--- Exercise material ---
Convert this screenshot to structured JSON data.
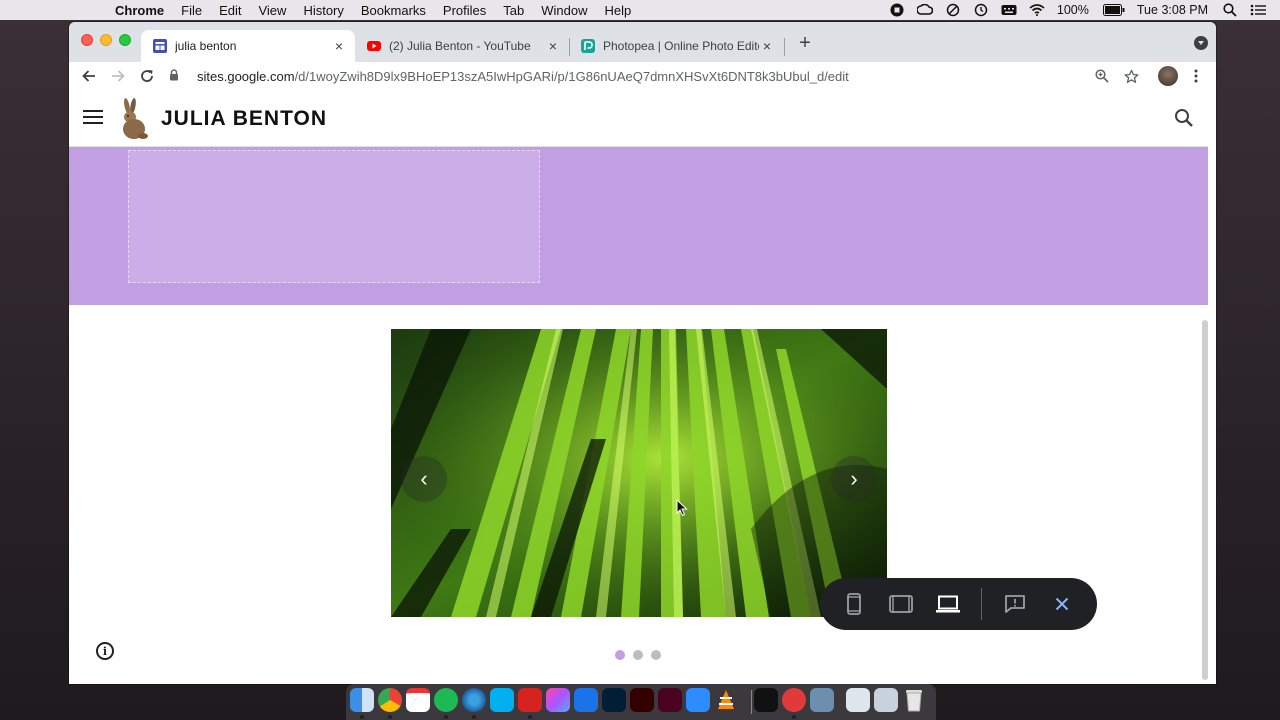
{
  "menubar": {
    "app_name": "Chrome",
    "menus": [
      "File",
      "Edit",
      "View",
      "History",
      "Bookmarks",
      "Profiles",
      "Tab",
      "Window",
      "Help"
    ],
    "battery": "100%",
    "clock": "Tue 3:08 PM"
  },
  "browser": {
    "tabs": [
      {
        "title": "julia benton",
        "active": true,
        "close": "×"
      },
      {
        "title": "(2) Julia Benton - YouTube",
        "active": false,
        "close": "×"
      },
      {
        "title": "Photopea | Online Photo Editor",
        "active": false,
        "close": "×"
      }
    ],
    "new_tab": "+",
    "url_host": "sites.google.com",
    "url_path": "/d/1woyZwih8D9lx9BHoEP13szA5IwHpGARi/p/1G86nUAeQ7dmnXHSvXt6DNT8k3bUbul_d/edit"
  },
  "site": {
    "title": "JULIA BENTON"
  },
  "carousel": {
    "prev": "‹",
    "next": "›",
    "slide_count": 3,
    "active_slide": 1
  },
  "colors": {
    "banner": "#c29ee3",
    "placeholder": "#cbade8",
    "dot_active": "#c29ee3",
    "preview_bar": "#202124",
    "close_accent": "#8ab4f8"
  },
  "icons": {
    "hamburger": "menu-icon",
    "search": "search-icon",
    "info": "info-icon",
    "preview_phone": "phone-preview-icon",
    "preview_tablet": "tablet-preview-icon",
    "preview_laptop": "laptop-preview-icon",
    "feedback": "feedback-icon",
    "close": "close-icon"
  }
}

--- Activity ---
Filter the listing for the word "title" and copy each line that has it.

--- Answer for this exercise ---
        "title": "julia benton",
        "title": "(2) Julia Benton - YouTube",
        "title": "Photopea | Online Photo Editor",
    "title": "JULIA BENTON"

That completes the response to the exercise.